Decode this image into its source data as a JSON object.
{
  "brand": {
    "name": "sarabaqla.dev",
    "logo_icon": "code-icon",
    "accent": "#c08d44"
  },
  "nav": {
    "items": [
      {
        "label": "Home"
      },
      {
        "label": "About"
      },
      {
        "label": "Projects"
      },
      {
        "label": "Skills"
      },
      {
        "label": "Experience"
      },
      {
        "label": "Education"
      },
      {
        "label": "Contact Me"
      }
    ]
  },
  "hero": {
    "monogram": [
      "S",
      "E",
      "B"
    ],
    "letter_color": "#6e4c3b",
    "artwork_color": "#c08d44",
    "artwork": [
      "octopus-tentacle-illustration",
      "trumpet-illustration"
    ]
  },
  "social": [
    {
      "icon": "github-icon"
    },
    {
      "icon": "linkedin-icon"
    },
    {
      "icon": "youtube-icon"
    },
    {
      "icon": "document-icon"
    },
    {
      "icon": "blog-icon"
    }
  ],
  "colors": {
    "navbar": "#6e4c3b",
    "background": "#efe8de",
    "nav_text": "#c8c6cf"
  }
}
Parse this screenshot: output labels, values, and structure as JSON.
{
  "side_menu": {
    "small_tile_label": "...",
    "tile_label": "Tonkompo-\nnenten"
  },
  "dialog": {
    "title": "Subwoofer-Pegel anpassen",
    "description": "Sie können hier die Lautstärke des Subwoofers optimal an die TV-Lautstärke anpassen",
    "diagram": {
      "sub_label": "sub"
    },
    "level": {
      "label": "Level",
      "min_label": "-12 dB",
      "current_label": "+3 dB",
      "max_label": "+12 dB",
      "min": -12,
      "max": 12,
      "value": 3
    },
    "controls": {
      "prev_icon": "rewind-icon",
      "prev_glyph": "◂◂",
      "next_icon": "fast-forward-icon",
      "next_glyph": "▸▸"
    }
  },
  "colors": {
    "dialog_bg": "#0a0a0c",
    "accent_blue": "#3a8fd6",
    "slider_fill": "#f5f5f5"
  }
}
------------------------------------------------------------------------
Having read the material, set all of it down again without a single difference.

Decode this image into its source data as a JSON object.
{
  "brand": {
    "name": "sarabaqla.dev",
    "logo_icon": "code-icon",
    "accent": "#c08d44"
  },
  "nav": {
    "items": [
      {
        "label": "Home"
      },
      {
        "label": "About"
      },
      {
        "label": "Projects"
      },
      {
        "label": "Skills"
      },
      {
        "label": "Experience"
      },
      {
        "label": "Education"
      },
      {
        "label": "Contact Me"
      }
    ]
  },
  "hero": {
    "monogram": [
      "S",
      "E",
      "B"
    ],
    "letter_color": "#6e4c3b",
    "artwork_color": "#c08d44",
    "artwork": [
      "octopus-tentacle-illustration",
      "trumpet-illustration"
    ]
  },
  "social": [
    {
      "icon": "github-icon"
    },
    {
      "icon": "linkedin-icon"
    },
    {
      "icon": "youtube-icon"
    },
    {
      "icon": "document-icon"
    },
    {
      "icon": "blog-icon"
    }
  ],
  "colors": {
    "navbar": "#6e4c3b",
    "background": "#efe8de",
    "nav_text": "#c8c6cf"
  }
}
Parse this screenshot: output labels, values, and structure as JSON.
{
  "side_menu": {
    "small_tile_label": "...",
    "tile_label": "Tonkompo-\nnenten"
  },
  "dialog": {
    "title": "Subwoofer-Pegel anpassen",
    "description": "Sie können hier die Lautstärke des Subwoofers optimal an die TV-Lautstärke anpassen",
    "diagram": {
      "sub_label": "sub"
    },
    "level": {
      "label": "Level",
      "min_label": "-12 dB",
      "current_label": "+3 dB",
      "max_label": "+12 dB",
      "min": -12,
      "max": 12,
      "value": 3
    },
    "controls": {
      "prev_icon": "rewind-icon",
      "prev_glyph": "◂◂",
      "next_icon": "fast-forward-icon",
      "next_glyph": "▸▸"
    }
  },
  "colors": {
    "dialog_bg": "#0a0a0c",
    "accent_blue": "#3a8fd6",
    "slider_fill": "#f5f5f5"
  }
}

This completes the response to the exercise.